Example: neglecting a significant group of disabled users. It may be that products that you researched commonly neglect people who lack sufficient mobility (perhaps due to arthritis), or a sensory lack (e.g., poor vision) to use a the products. You can start to address that by expanding the description of the end-user group to explicitly include people with arthritis or people with poor vision.

Example: an expensive but mature technology is used. Perhaps the researched products seem too costly compared to other classes of products that use similar technology. (e.g., a \$1,000 standing house lamp that uses \$2 LED technology.) In this case, the users who are excluded are those without the money to buy the lamp. You can start to address this problem by expanding the description of the end-user group to explicitly include people of lower incomes (you should specific a target for the minimum income level).

At this stage, you would update the user group descriptions, being careful to ground your justifications for changes in research you've done and facts you know about what is and what is not possible and reasonable.


In academic settings, you will likely lack the experience and resources to fully describe all the user groups. This matter is simplified here - but recognize that these allowances are made only because of the academic setting.

  • End-users and co-users must be fully and appropriately characterized to “marginally meet educational expectations”1).
  • Additionally, characterizing and designing for manufacturing, maintenance, and end-of-life user groups is necessary to “meet educational expectations”2).
  • Additionally, characterizing and designing for at least one other user group is necessary “exceed educational expectations”3).

bugcatcher.jpgFig. 1: Humanely dispose of bugs...

User groups are not necessarily rational, and certainly never perfect4). The irrational nature of user groups is often manifested in their preferences for products.

pidgeonwars.jpgFig. 2: ...but DESTROY ALL pidgeons!

A given user is generally predictable. But groups of users can exhibit behaviours that are inconsistent. Consider the bug catcher shown here, which is used to humanely capture house pests like bugs and spiders, and then release them safely outside the house. While this is perfectly reasonable by itself, it becomes a problem in light of the pigeon-killing device that often adorns windowsills in city buildings.

The question is: how does the designer deal with the paradox of users who are happy to let spiders live but torture and kill pigeons? This kind of problem cannot be predicted, which means designers must be flexible enough to respond quickly depending on the circumstance.


As of 2019, we no longer require explicit description of user groups in design projects.

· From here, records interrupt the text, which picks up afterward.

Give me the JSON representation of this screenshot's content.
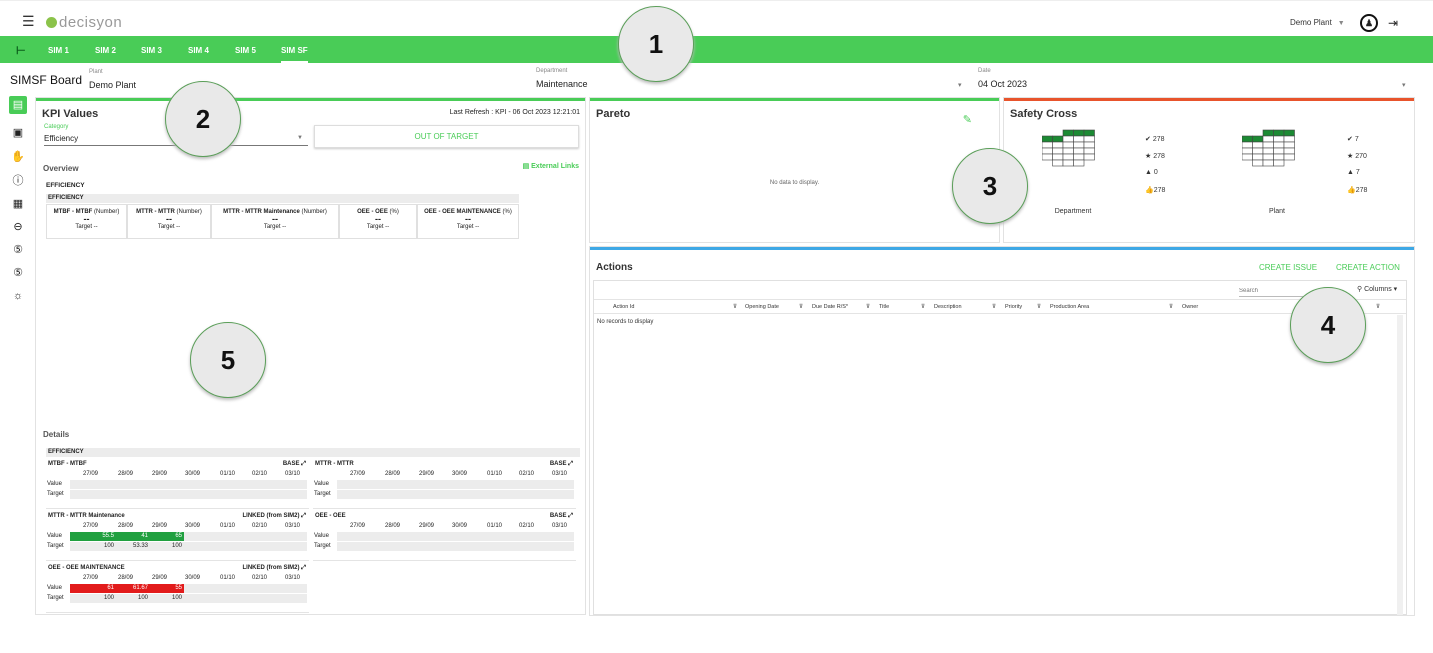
{
  "topbar": {
    "app_name": "decisyon",
    "plant": "Demo Plant",
    "user_icon": "user-icon",
    "logout_icon": "logout-icon"
  },
  "tabs": [
    {
      "label": "SIM 1"
    },
    {
      "label": "SIM 2"
    },
    {
      "label": "SIM 3"
    },
    {
      "label": "SIM 4"
    },
    {
      "label": "SIM 5"
    },
    {
      "label": "SIM SF"
    }
  ],
  "filters": {
    "board_title": "SIMSF Board",
    "plant_label": "Plant",
    "plant_value": "Demo Plant",
    "department_label": "Department",
    "department_value": "Maintenance",
    "date_label": "Date",
    "date_value": "04 Oct 2023"
  },
  "sidebar": [
    "dashboard-icon",
    "clipboard-icon",
    "hand-icon",
    "info-icon",
    "report-icon",
    "link-icon",
    "s-icon",
    "s-outline-icon",
    "idea-icon"
  ],
  "kpi": {
    "title": "KPI Values",
    "last_refresh": "Last Refresh : KPI - 06 Oct 2023 12:21:01",
    "category_label": "Category",
    "category_value": "Efficiency",
    "status_button": "OUT OF TARGET",
    "overview_label": "Overview",
    "external_links": "External Links",
    "group_title": "EFFICIENCY",
    "group_header": "EFFICIENCY",
    "boxes": [
      {
        "name": "MTBF - MTBF",
        "unit": "(Number)",
        "value": "--",
        "target": "Target --"
      },
      {
        "name": "MTTR - MTTR",
        "unit": "(Number)",
        "value": "--",
        "target": "Target --"
      },
      {
        "name": "MTTR - MTTR Maintenance",
        "unit": "(Number)",
        "value": "--",
        "target": "Target --"
      },
      {
        "name": "OEE - OEE",
        "unit": "(%)",
        "value": "--",
        "target": "Target --"
      },
      {
        "name": "OEE - OEE MAINTENANCE",
        "unit": "(%)",
        "value": "--",
        "target": "Target --"
      }
    ],
    "details_label": "Details",
    "details_header": "EFFICIENCY",
    "dates": [
      "27/09",
      "28/09",
      "29/09",
      "30/09",
      "01/10",
      "02/10",
      "03/10"
    ],
    "value_label": "Value",
    "target_label": "Target",
    "details": [
      {
        "name": "MTBF - MTBF",
        "type": "BASE",
        "values": [],
        "targets": []
      },
      {
        "name": "MTTR - MTTR",
        "type": "BASE",
        "values": [],
        "targets": []
      },
      {
        "name": "MTTR - MTTR Maintenance",
        "type": "LINKED (from SIM2)",
        "values": [
          "55.5",
          "41",
          "65"
        ],
        "targets": [
          "100",
          "53.33",
          "100"
        ],
        "status": "green"
      },
      {
        "name": "OEE - OEE",
        "type": "BASE",
        "values": [],
        "targets": []
      },
      {
        "name": "OEE - OEE MAINTENANCE",
        "type": "LINKED (from SIM2)",
        "values": [
          "61",
          "61.67",
          "55"
        ],
        "targets": [
          "100",
          "100",
          "100"
        ],
        "status": "red"
      }
    ]
  },
  "pareto": {
    "title": "Pareto",
    "no_data": "No data to display."
  },
  "safety": {
    "title": "Safety Cross",
    "department": {
      "label": "Department",
      "stats": [
        "278",
        "278",
        "0",
        "278"
      ]
    },
    "plant": {
      "label": "Plant",
      "stats": [
        "7",
        "270",
        "7",
        "278"
      ]
    }
  },
  "actions": {
    "title": "Actions",
    "create_issue": "CREATE ISSUE",
    "create_action": "CREATE ACTION",
    "search_placeholder": "Search",
    "columns_label": "Columns",
    "headers": [
      "Action Id",
      "Opening Date",
      "Due Date R/S*",
      "Title",
      "Description",
      "Priority",
      "Production Area",
      "Owner"
    ],
    "empty": "No records to display"
  },
  "callouts": [
    "1",
    "2",
    "3",
    "4",
    "5"
  ],
  "colors": {
    "brand_green": "#49cc57",
    "good": "#21a040",
    "bad": "#e21b1b",
    "safety_accent": "#e8542c",
    "actions_accent": "#3ea8e5"
  }
}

You must document who the user groups are, how they are characterized, and how you expect them to want to use your design intervention. This information will be vital in subsequent stages of the design process.

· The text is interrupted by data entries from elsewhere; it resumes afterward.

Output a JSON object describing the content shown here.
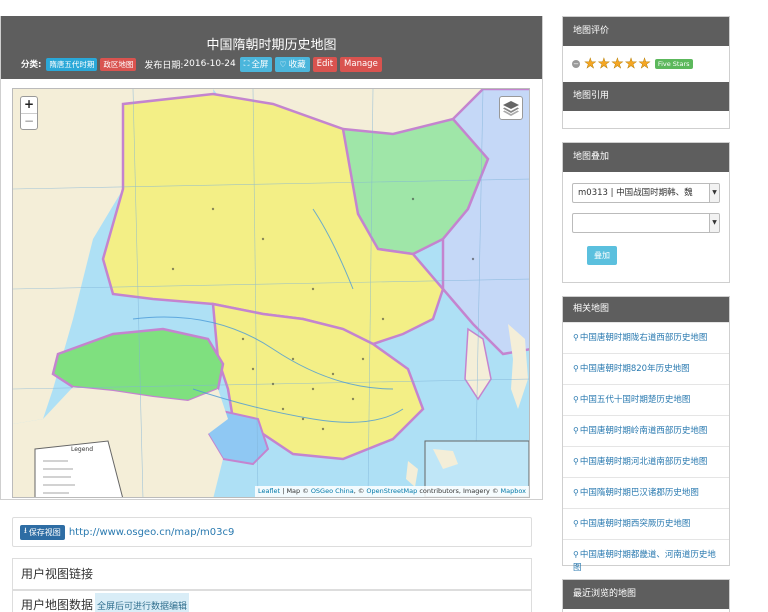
{
  "map": {
    "title": "中国隋朝时期历史地图",
    "category_label": "分类:",
    "tags": [
      "隋唐五代时期",
      "政区地图"
    ],
    "date_label": "发布日期:",
    "date": "2016-10-24",
    "actions": {
      "fullscreen": "全屏",
      "favorite": "收藏",
      "edit": "Edit",
      "manage": "Manage"
    },
    "zoom_in": "+",
    "zoom_out": "−",
    "legend": "Legend",
    "attribution": {
      "leaflet": "Leaflet",
      "map_by": "| Map ©",
      "osgeo": "OSGeo China",
      "sep1": ", ©",
      "osm": "OpenStreetMap",
      "contrib": "contributors, Imagery ©",
      "mapbox": "Mapbox"
    }
  },
  "save_view": {
    "button": "保存视图",
    "url": "http://www.osgeo.cn/map/m03c9"
  },
  "user_view_link_title": "用户视图链接",
  "user_map_data": {
    "title": "用户地图数据",
    "hint": "全屏后可进行数据编辑"
  },
  "sidebar": {
    "rating": {
      "title": "地图评价",
      "caption": "Five Stars",
      "stars": 5
    },
    "citation_title": "地图引用",
    "overlay": {
      "title": "地图叠加",
      "select1": "m0313 | 中国战国时期韩、魏",
      "select2": "",
      "button": "叠加"
    },
    "related": {
      "title": "相关地图",
      "items": [
        "中国唐朝时期陇右道西部历史地图",
        "中国唐朝时期820年历史地图",
        "中国五代十国时期楚历史地图",
        "中国唐朝时期岭南道西部历史地图",
        "中国唐朝时期河北道南部历史地图",
        "中国隋朝时期巴汉诸郡历史地图",
        "中国唐朝时期西突厥历史地图",
        "中国唐朝时期都畿道、河南道历史地图"
      ]
    },
    "recent_title": "最近浏览的地图"
  },
  "colors": {
    "header": "#5e5e5e",
    "sea": "#aee0f5",
    "sui_territory": "#f3ef86",
    "tuyuhun": "#7fe07f",
    "eastern_turks": "#9fe6a8",
    "goguryeo": "#c5d8f7",
    "border": "#c484cf"
  }
}
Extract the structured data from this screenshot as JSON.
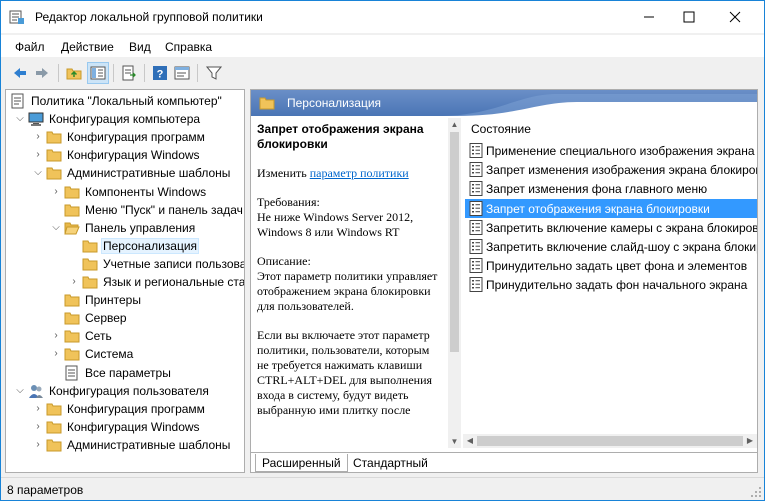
{
  "window": {
    "title": "Редактор локальной групповой политики"
  },
  "menu": [
    "Файл",
    "Действие",
    "Вид",
    "Справка"
  ],
  "toolbar": {
    "icons": [
      "back-icon",
      "forward-icon",
      "up-folder-icon",
      "show-hide-tree-icon",
      "export-list-icon",
      "help-icon",
      "properties-icon",
      "filter-icon"
    ]
  },
  "tree": [
    {
      "label": "Политика \"Локальный компьютер\"",
      "level": 0,
      "exp": "",
      "icon": "policy"
    },
    {
      "label": "Конфигурация компьютера",
      "level": 1,
      "exp": "⌵",
      "icon": "computer"
    },
    {
      "label": "Конфигурация программ",
      "level": 2,
      "exp": "›",
      "icon": "folder"
    },
    {
      "label": "Конфигурация Windows",
      "level": 2,
      "exp": "›",
      "icon": "folder"
    },
    {
      "label": "Административные шаблоны",
      "level": 2,
      "exp": "⌵",
      "icon": "folder"
    },
    {
      "label": "Компоненты Windows",
      "level": 3,
      "exp": "›",
      "icon": "folder"
    },
    {
      "label": "Меню \"Пуск\" и панель задач",
      "level": 3,
      "exp": "",
      "icon": "folder"
    },
    {
      "label": "Панель управления",
      "level": 3,
      "exp": "⌵",
      "icon": "folder-open"
    },
    {
      "label": "Персонализация",
      "level": 4,
      "exp": "",
      "icon": "folder",
      "selected": true
    },
    {
      "label": "Учетные записи пользователей",
      "level": 4,
      "exp": "",
      "icon": "folder"
    },
    {
      "label": "Язык и региональные стандарты",
      "level": 4,
      "exp": "›",
      "icon": "folder"
    },
    {
      "label": "Принтеры",
      "level": 3,
      "exp": "",
      "icon": "folder"
    },
    {
      "label": "Сервер",
      "level": 3,
      "exp": "",
      "icon": "folder"
    },
    {
      "label": "Сеть",
      "level": 3,
      "exp": "›",
      "icon": "folder"
    },
    {
      "label": "Система",
      "level": 3,
      "exp": "›",
      "icon": "folder"
    },
    {
      "label": "Все параметры",
      "level": 3,
      "exp": "",
      "icon": "settings"
    },
    {
      "label": "Конфигурация пользователя",
      "level": 1,
      "exp": "⌵",
      "icon": "user"
    },
    {
      "label": "Конфигурация программ",
      "level": 2,
      "exp": "›",
      "icon": "folder"
    },
    {
      "label": "Конфигурация Windows",
      "level": 2,
      "exp": "›",
      "icon": "folder"
    },
    {
      "label": "Административные шаблоны",
      "level": 2,
      "exp": "›",
      "icon": "folder"
    }
  ],
  "right": {
    "header": "Персонализация",
    "description": {
      "title": "Запрет отображения экрана блокировки",
      "edit_prefix": "Изменить",
      "edit_link": "параметр политики",
      "requirements_label": "Требования:",
      "requirements": "Не ниже Windows Server 2012, Windows 8 или Windows RT",
      "desc_label": "Описание:",
      "desc_1": "Этот параметр политики управляет отображением экрана блокировки для пользователей.",
      "desc_2": "Если вы включаете этот параметр политики, пользователи, которым не требуется нажимать клавиши CTRL+ALT+DEL для выполнения входа в систему, будут видеть выбранную ими плитку после"
    },
    "list_header": "Состояние",
    "settings": [
      "Применение специального изображения экрана",
      "Запрет изменения изображения экрана блокировки",
      "Запрет изменения фона главного меню",
      "Запрет отображения экрана блокировки",
      "Запретить включение камеры с экрана блокировки",
      "Запретить включение слайд-шоу с экрана блокировки",
      "Принудительно задать цвет фона и элементов",
      "Принудительно задать фон начального экрана"
    ],
    "selected_index": 3,
    "tabs": [
      "Расширенный",
      "Стандартный"
    ]
  },
  "status": "8 параметров",
  "colors": {
    "accent": "#1883d7",
    "header_blue": "#4a75b5",
    "selection": "#3399ff",
    "tree_selection": "#e5f3ff",
    "folder": "#f0c35a",
    "link": "#0066cc"
  }
}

It is sufficient to use extended point form, as done in the examples above. Basically, name each user group, and list their most significant characteristics. The most important thing is to capture the most significant differences between the user groups with respect to the specific design brief you are working with.

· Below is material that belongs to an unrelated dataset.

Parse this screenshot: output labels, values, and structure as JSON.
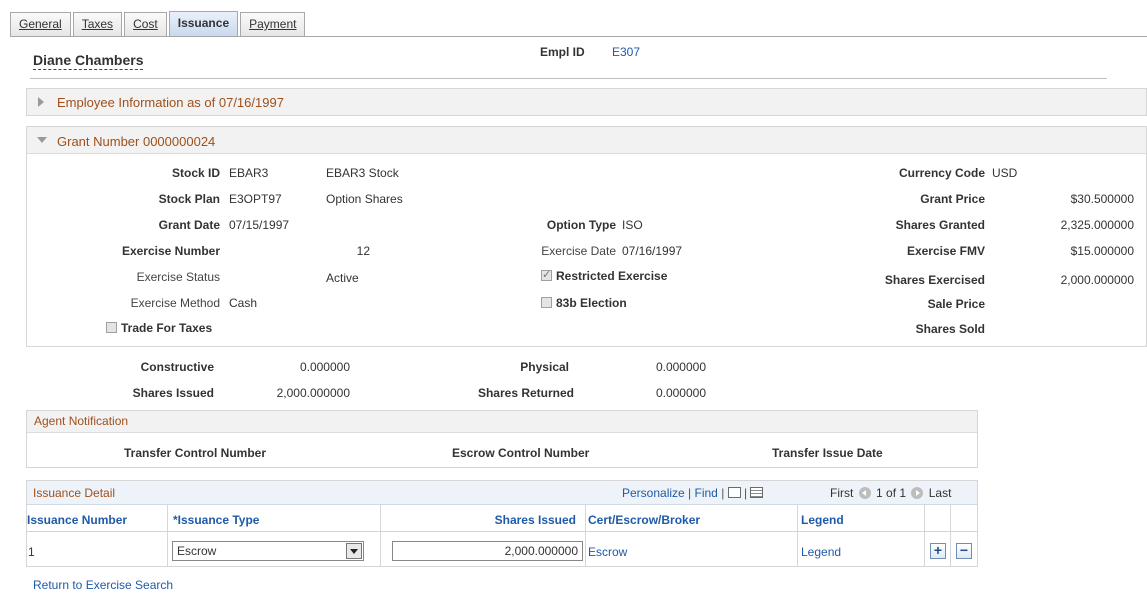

When you're revising user groups, be sure to state clearly what has changed, and why you changed it. Simply writing down an altered user group description is not enough; you must be able to defend your rationale for the alterations.

See Also

Exclusion Calculator
This tool, developed by the University of Cambridge, helps designers determine how many people are excluded from using an intervention based on common abilities and disabilities. Statistics are based on the UK population only, but it remains useful for roughly estimating exclusions in most developed nations.
This is a polite way of saying “Pass the assignment”.
This is roughly the “average” to “good” range of marks in this category.
That is, to achieve “excellent” marks in this category.
See bounded rationality for more about the imperfect nature of humans as reasoning agents.
design/user_group.txt · Last modified: 2020.03.12 13:30 (external edit)